All this reminds me of the passage, written by Cem Kaner, in the preface of Testing Computer Software:

Some books say that if our projects are not “properly” controlled, if our written specifications are not always complete and up to date, if our code is not properly organized according to whatever methodology is fashionable, then, well, they should be. These books talk about testing when everyone else plays “by the rules.”

This book is about doing testing when your coworkers don’t, won’t and don’t have to follow the rules.

Consumer software projects are often characterized by a budget that is too small, a staff that is too small, a deadline that is too soon and which can’t be postponed for as long as it should be, and by a shared vision and a shared commitment among the developers.

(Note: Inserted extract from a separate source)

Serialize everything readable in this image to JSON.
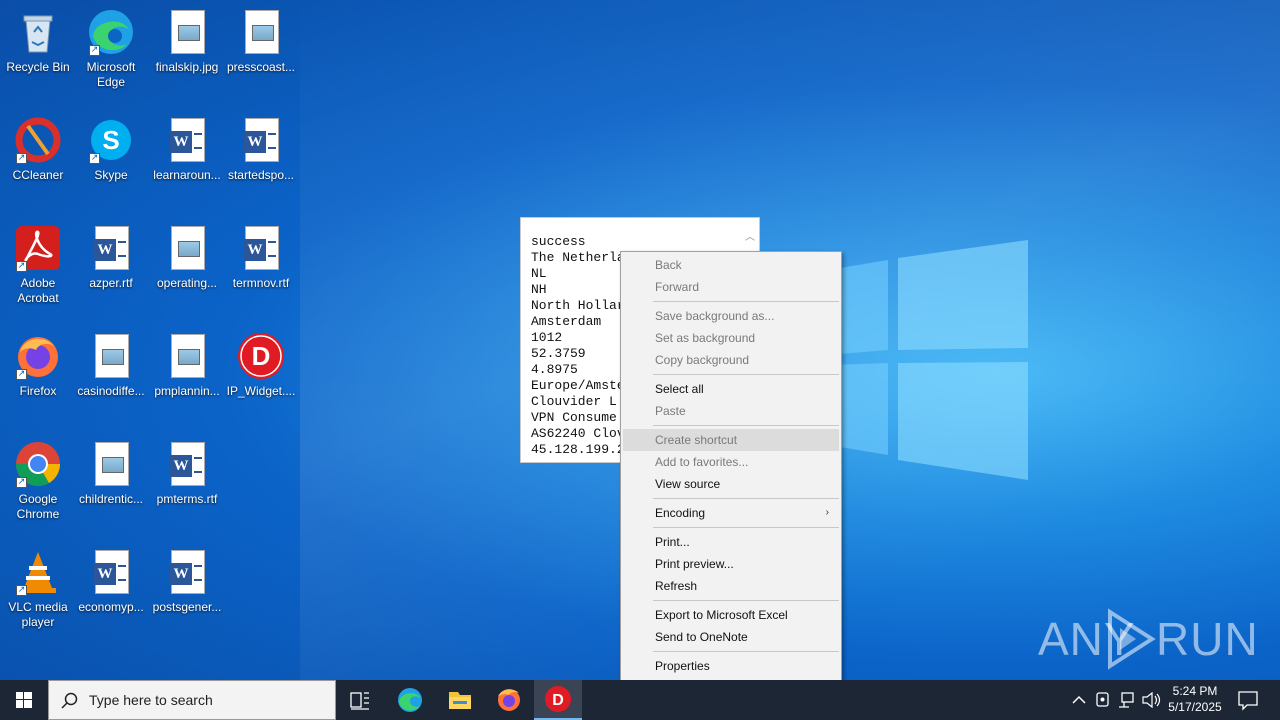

The quality of a great product lies in the hands of the individuals designing, programming, testing, and documenting it, each of whom counts. Standards, specifications, committees, and change controls will not assure quality, nor do software houses rely on them to play that role. It is the commitment of the individuals to excellence, their mastery of the tools of their crafts, and their ability to work together that makes the product, not the rules.

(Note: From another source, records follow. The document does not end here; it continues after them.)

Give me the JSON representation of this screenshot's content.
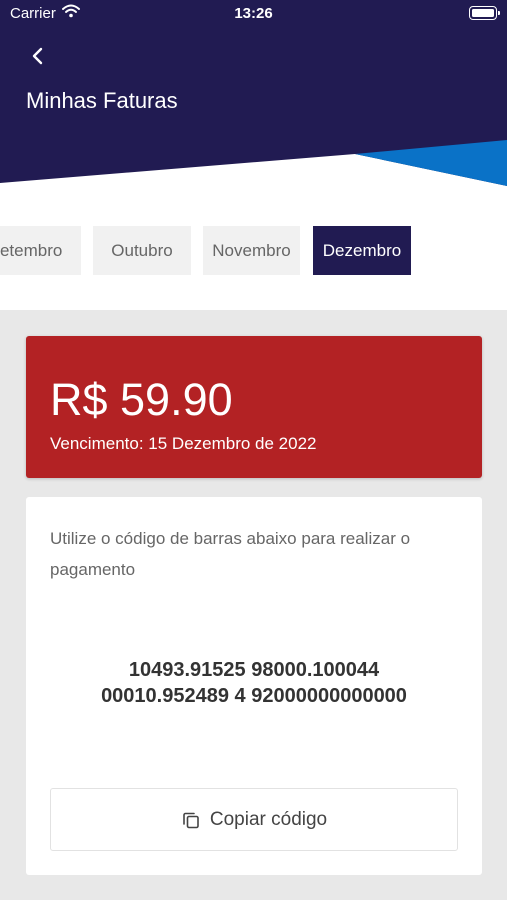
{
  "status_bar": {
    "carrier": "Carrier",
    "time": "13:26"
  },
  "header": {
    "title": "Minhas Faturas"
  },
  "months": [
    {
      "label": "Setembro",
      "active": false
    },
    {
      "label": "Outubro",
      "active": false
    },
    {
      "label": "Novembro",
      "active": false
    },
    {
      "label": "Dezembro",
      "active": true
    }
  ],
  "invoice": {
    "amount": "R$ 59.90",
    "due_date": "Vencimento: 15 Dezembro de 2022",
    "instruction": "Utilize o código de barras abaixo para realizar o pagamento",
    "barcode_line1": "10493.91525 98000.100044",
    "barcode_line2": "00010.952489 4 92000000000000",
    "copy_label": "Copiar código"
  },
  "colors": {
    "header": "#211b52",
    "accent_blue": "#0a72c7",
    "amount_card": "#b32224"
  }
}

That is: software development is a polimorphic activity, and if that’s true, testing needs to respond accordingly.

Software development involves mostly polimorphic actions, but some mimeomorphic actions help it along. Compiling a program is so much of a mimeomorphic action that these days we delegate it entirely to machines. Typing is mimeomorphic; we learn to touch-type mimeomorphically so that we can develop programs without the mechanics of typing getting in the way. Programming coaches and programming groups often mandate programmers to develop a specific style of indentation and punctuation to reduce overhead in reading and parsing code, and they mandate exercises or policies to make the regularity automatic. Even though code is designed to be run mimeomorphically, developing it, maintaining it, and interpreting it when things go wrong are all polimorphic actions.

Mimeomorphic activities tend to be easy to observe, so they tend to be easy to identify and to explicate. As a result, conversation, writing, and training in testing has tended to focus on artifacts, on documents, on procedures, and on things that can be automated—the mimeomorphic actions. Those conversations, writings, and training programs almost entirely ignore aspects of testing that are much less visible yet are far more important. This, I believe, is why so many people in our craft talk about writing test cases that are easily described as mimeomorphic actions. Those same people seem to spend little time in discussing how to test, which is composed mostly of polimorphic actions. The challenges of understanding polimorphic actions—combined with the ease of observing and describing mimeomorphic actions—explains why so many people confuse testing with checking. Those challenges explain why people credit Cucumber and its given/when/then formulas much more quickly than they credit the conversations that surround it. Those challenges explain why lowering cost by outsourcing checking work dominates the idea of increasing value by developing local testing skill. And those challenges explain why automation is often seen as some kind of silver bullet for testing problems.

Polimorphic actions are often based on tacit knowledge, different ways of valuing things, and social contexts. Collins notes that polimorphic actions

“can only be executed successfully by a person who understands the social context. Copying the visible behaviour that is the counterpart of an observed action is unlikely to reproduce the action unless it is a mimeomorphic action, because in the case of polimorphic actions, the right behavioural instantiations will change with context. Here (that is, in the book Tacit and Explicit Knowledge –MB) it will be concluded that, for now and the foreseeable future, polimorphic actions—and only polimorphic actions—remain outside the domain of the explicable, whichever of the four possible ways ‘explicable’ is defined. This has significance for the success of different kinds of machines and for the way we teach.”

Watch for a lot more discussion of polimorphic and mimeomorphic actions in the next few blog posts. Watch also for such discussion to work its way into the ways that James and I teach rapid testing.